The trial court properly entered judgment of ouster as to Tract 2 upon the pleadings and exhibits because, as a matter of law, issues of laches and estoppel were not properly involved in this action.

Divested of the questions hitherto raised and answered, the essential point raised by the quo warranto action and presented on this appeal remains: Did the City of Liberty establish such priority of annexation to Tract 2 by its enactment of Ordinance No. 2750 on April 1, 1968 and by filing its petition for declaratory judgment on May 1, 1968 as to entitle it to proceed unimpaired by the subsequent actions of the City of Pleasant Valley in enacting its annexation Ordinance No. 456 on May 7, 1968 and filing its declaratory judgment action on May 9, 1968? We find the City of Liberty has established such priority of annexation as to Tract 2 and therefore the judgment of ouster must be affirmed.

Under the rule of prior jurisdiction, where each of two public bodies claims jurisdiction over the same territory by annexation proceedings, the one which takes the first valid step to accomplish annexation has the superior claim irrespective of which one completes its proceedings first. Emerson Electric Mfg. Co. v. City of Ferguson, supra, p. 646; State ex inf. Taylor ex rel. Kansas City v. North Kansas City, 360 Mo. 374, 228 S.W.2d 762, 778, 779. Applying this rule, we conclude that when the City of Liberty enacted its annexation Ordinance No. 2750 on April 1, 1968, it unquestionably took the first valid step to effect annexation of Tract 2 and thereby established a new priority to that end.
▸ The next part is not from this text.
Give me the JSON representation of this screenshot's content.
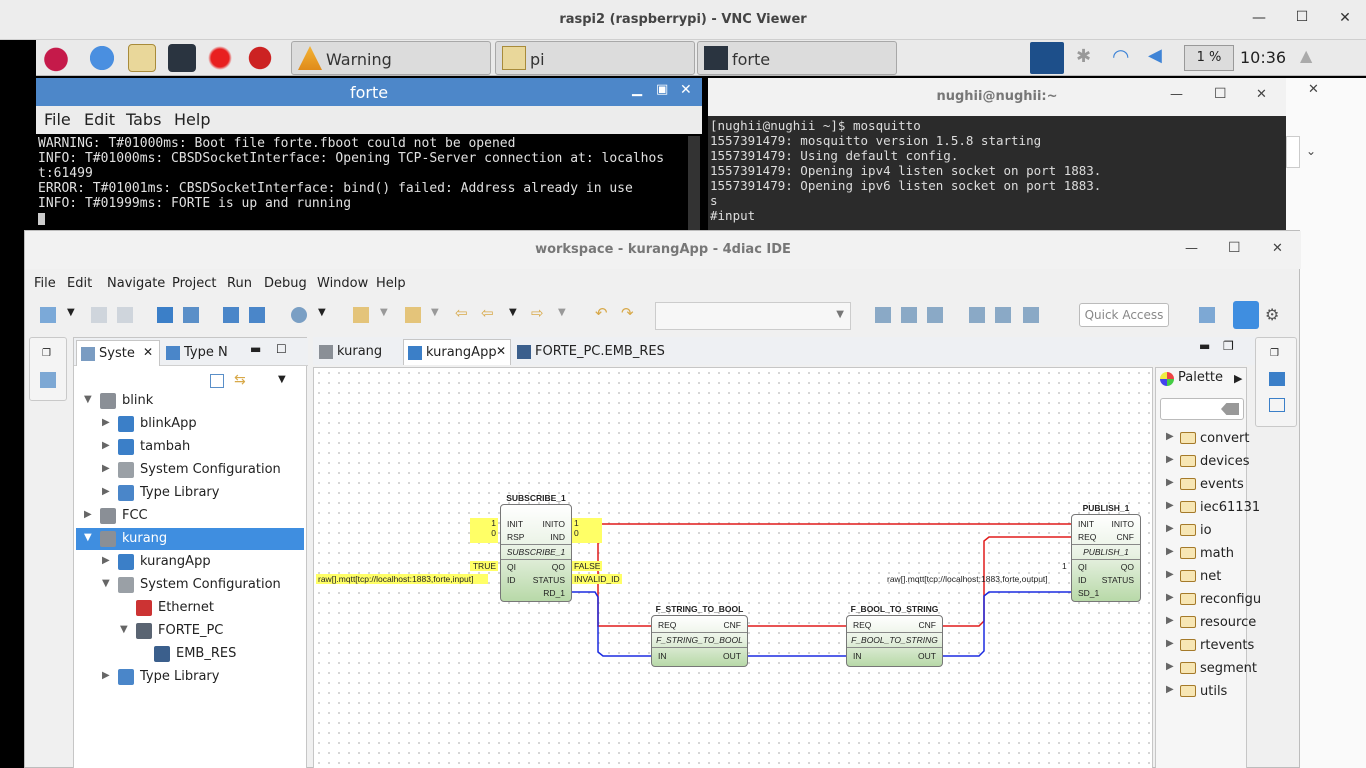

Appellant does not dispute that, as between them, relator took the first valid step. It does contend, however, that the question of priority to annex should not be determined until both the City of Liberty and the City of Pleasant Valley have completed annexation. As authority for that view, appellant points to what it terms "dictum" in State ex rel. Industrial Properties, Inc. v. Weinstein, Mo.App., 306 S.W.2d 634. The Supreme Court en banc had occasion to review the Weinstein case in Mayor, Councilmen, etc. v. Dealers Transport Company, supra, 343 S.W.2d pp. 42, 43 and explicitly found that the Weinstein case did not rule the point urged upon us by appellantthe very point under its own consideration. The Supreme Court en banc went on to hold that the determination of priority of jurisdiction to annex should not be postponed until the completion of annexation by the contending municipalities. See, also, Emerson Electric Manufacturing Company v. City of Ferguson, supra, 376 S.W.2d p. 646.

It follows that having established its prior jurisdiction, the City of Liberty is entitled to proceed with its efforts to annex *708 the disputed territory, unhampered by the City of Pleasant Valley.

Appellant's final contention is that the trial court denied it "due process of law" when it chose to exercise "its discretionary jurisdiction in quo warranto" rather than to consolidate the two declaratory judgment annexation suits brought by the parties and pending before that court, because had it done so, "all the parties could have had a hearing upon the issues". Our terse answer is that the point was not properly preserved for review as a constitutional question. This claim of denial of due process was raised, as such, for the first time in appellant's brief. This is not sufficient. "A constitutional question must be raised at the earliest opportunity, kept alive throughout the case, and preserved in the motion for new trial." City of Olivette v. Graeler, Mo., 369 S.W.2d 85, 92; Brawner v. Brawner, Mo., 327 S.W.2d 808, 814. This was not done.

The judgment of ouster is affirmed.

All concur.